## Material supplied
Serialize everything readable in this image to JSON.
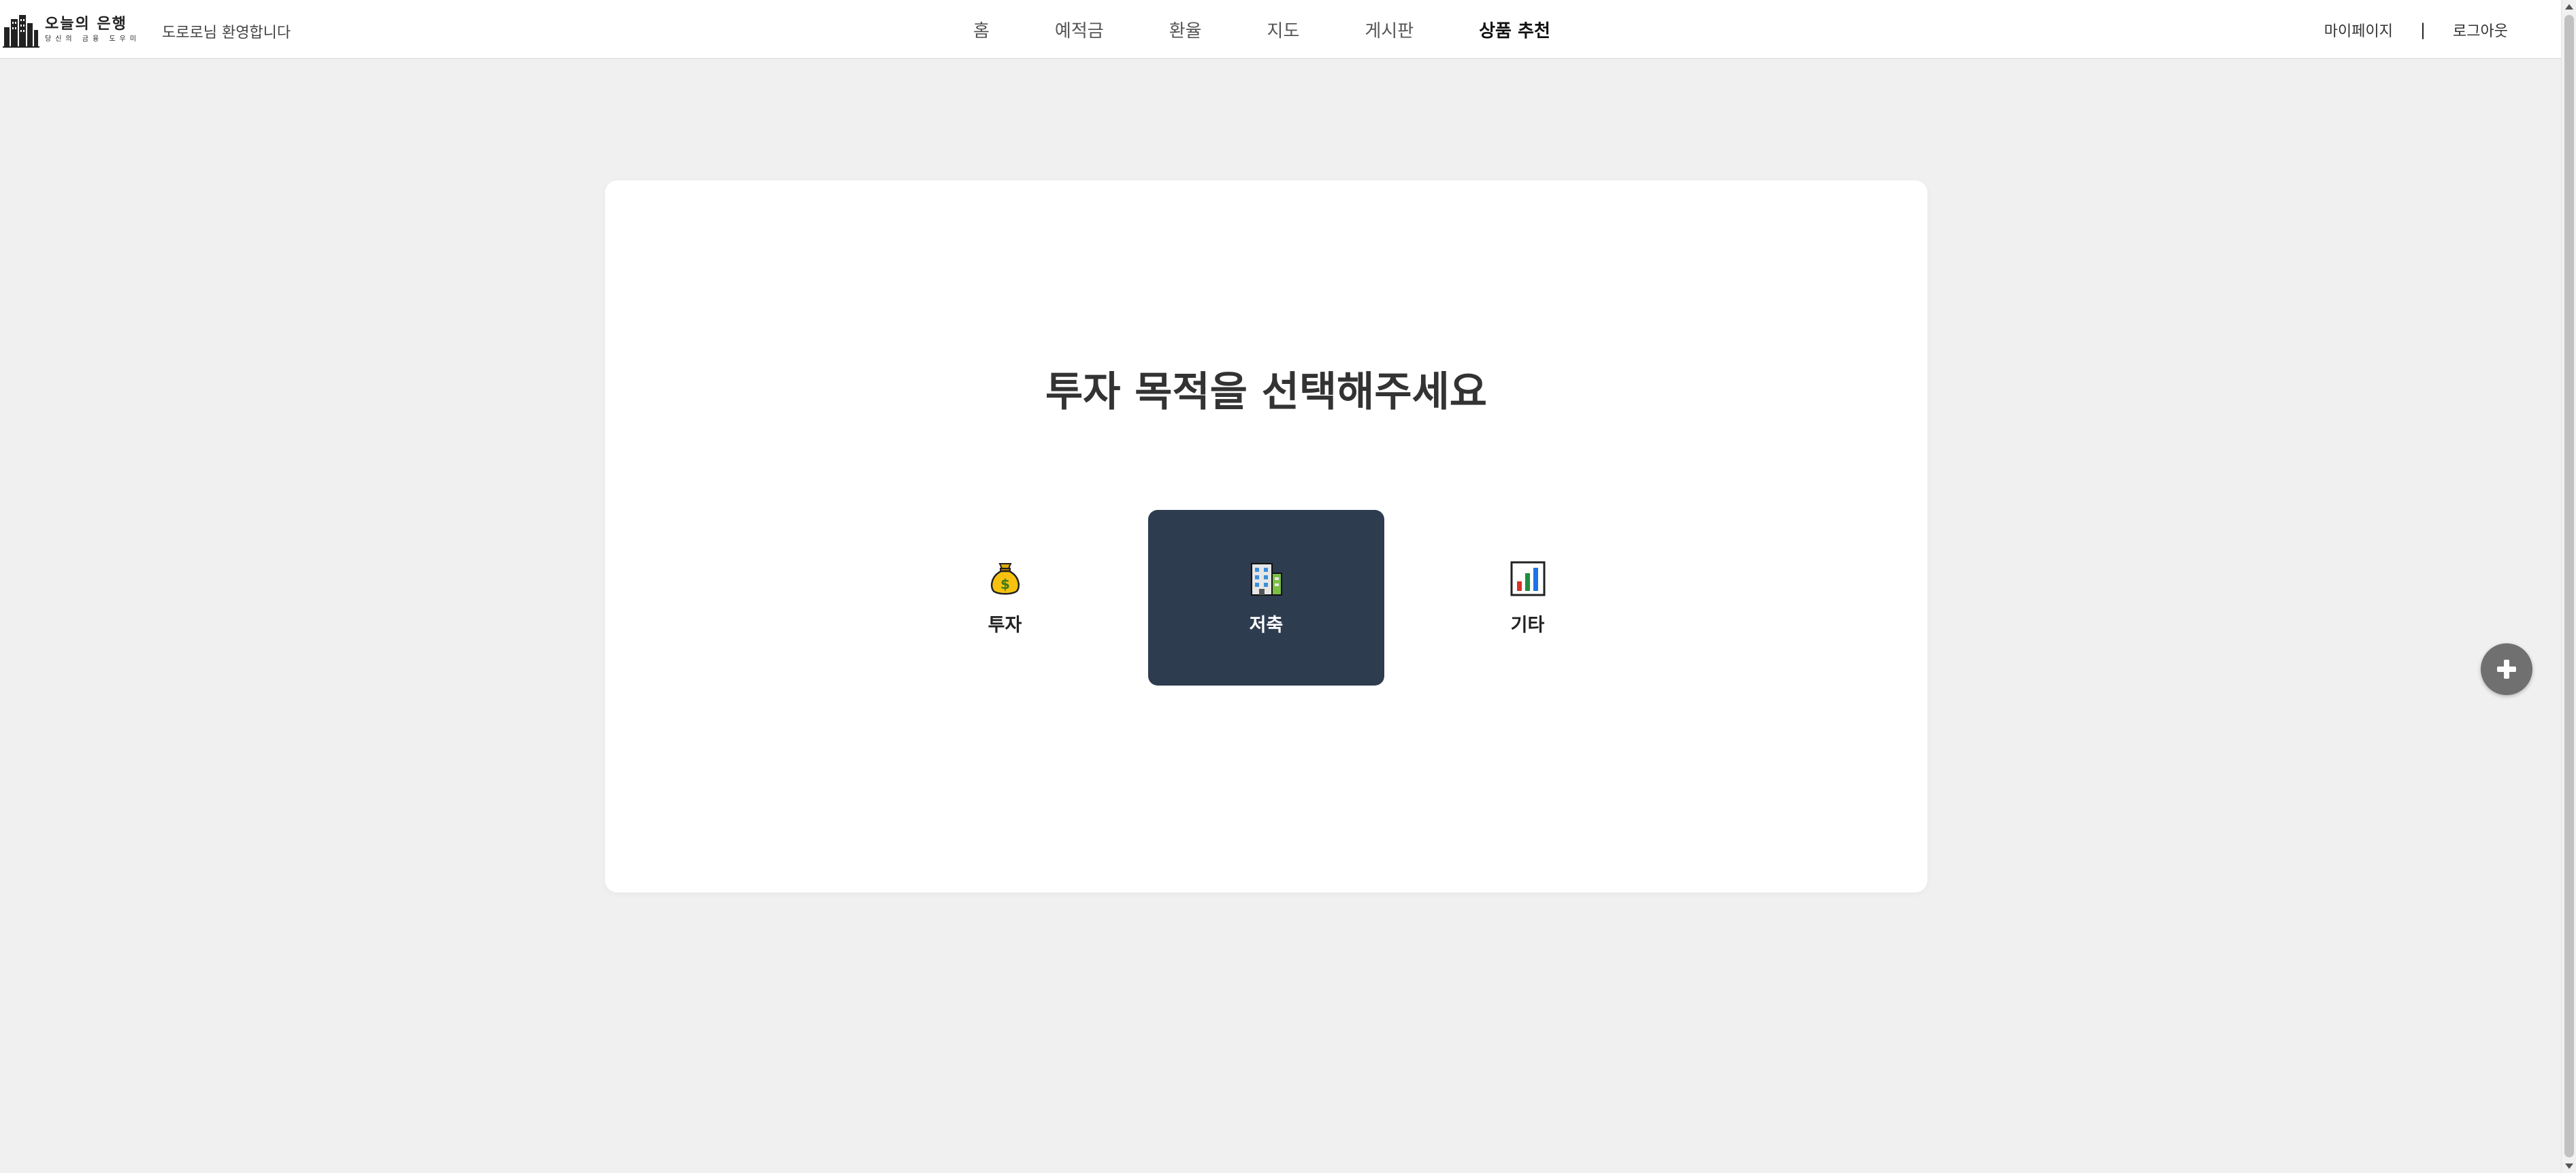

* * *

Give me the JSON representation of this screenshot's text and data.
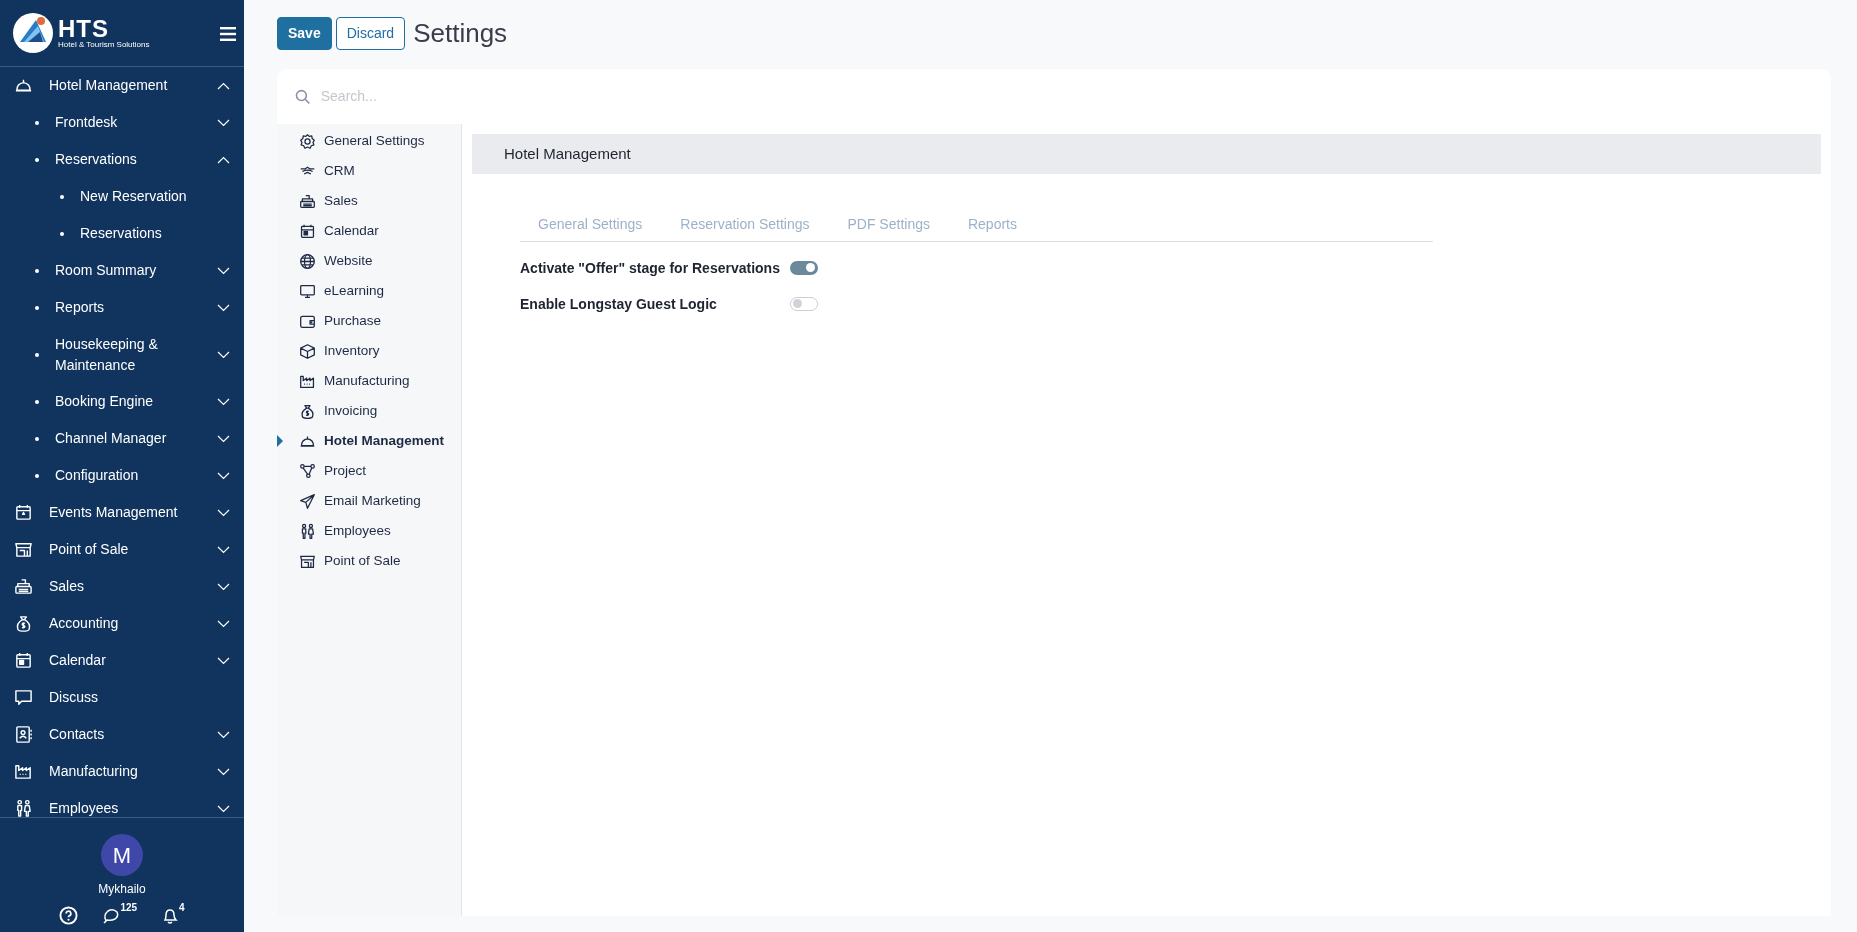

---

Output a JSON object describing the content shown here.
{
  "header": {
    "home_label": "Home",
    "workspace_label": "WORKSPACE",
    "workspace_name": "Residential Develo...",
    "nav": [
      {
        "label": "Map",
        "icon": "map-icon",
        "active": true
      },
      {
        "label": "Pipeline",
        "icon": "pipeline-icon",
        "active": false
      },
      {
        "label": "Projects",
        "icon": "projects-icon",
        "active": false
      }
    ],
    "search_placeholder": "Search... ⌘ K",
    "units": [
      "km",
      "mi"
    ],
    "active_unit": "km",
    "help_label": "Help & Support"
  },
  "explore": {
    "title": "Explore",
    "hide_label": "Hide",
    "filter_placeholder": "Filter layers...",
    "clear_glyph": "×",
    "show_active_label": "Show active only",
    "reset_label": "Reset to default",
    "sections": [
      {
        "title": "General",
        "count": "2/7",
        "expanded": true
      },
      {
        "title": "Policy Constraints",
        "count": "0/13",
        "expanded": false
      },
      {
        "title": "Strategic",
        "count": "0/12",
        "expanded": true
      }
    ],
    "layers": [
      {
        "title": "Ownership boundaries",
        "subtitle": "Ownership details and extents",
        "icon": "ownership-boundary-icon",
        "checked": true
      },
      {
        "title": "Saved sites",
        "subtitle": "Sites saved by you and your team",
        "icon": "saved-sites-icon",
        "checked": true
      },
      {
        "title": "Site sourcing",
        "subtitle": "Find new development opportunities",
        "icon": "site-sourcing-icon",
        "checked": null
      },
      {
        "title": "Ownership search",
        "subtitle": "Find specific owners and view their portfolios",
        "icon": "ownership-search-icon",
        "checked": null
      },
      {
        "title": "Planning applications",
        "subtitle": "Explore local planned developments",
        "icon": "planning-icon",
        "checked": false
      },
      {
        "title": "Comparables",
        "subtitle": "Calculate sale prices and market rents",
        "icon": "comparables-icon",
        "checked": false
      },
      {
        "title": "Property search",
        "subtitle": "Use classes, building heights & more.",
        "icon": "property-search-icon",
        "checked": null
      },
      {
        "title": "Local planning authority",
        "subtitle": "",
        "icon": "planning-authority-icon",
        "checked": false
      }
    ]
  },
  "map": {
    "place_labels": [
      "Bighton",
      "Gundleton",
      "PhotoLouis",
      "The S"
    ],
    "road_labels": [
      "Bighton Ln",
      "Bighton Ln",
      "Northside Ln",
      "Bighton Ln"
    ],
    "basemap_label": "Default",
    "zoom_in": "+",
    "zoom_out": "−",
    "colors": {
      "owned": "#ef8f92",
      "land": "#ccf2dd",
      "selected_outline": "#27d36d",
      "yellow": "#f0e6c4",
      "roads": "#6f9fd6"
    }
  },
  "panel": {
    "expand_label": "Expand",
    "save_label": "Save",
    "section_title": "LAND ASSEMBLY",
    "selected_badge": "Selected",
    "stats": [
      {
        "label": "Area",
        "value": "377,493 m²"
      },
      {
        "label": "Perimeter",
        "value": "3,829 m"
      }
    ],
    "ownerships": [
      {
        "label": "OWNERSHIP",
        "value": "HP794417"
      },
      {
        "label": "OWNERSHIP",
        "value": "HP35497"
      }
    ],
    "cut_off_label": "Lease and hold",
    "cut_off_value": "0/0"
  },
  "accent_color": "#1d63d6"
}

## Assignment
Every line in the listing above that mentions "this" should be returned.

## Response area
Serialize everything readable in this image to JSON.
Give me the JSON representation of this screenshot's text and data.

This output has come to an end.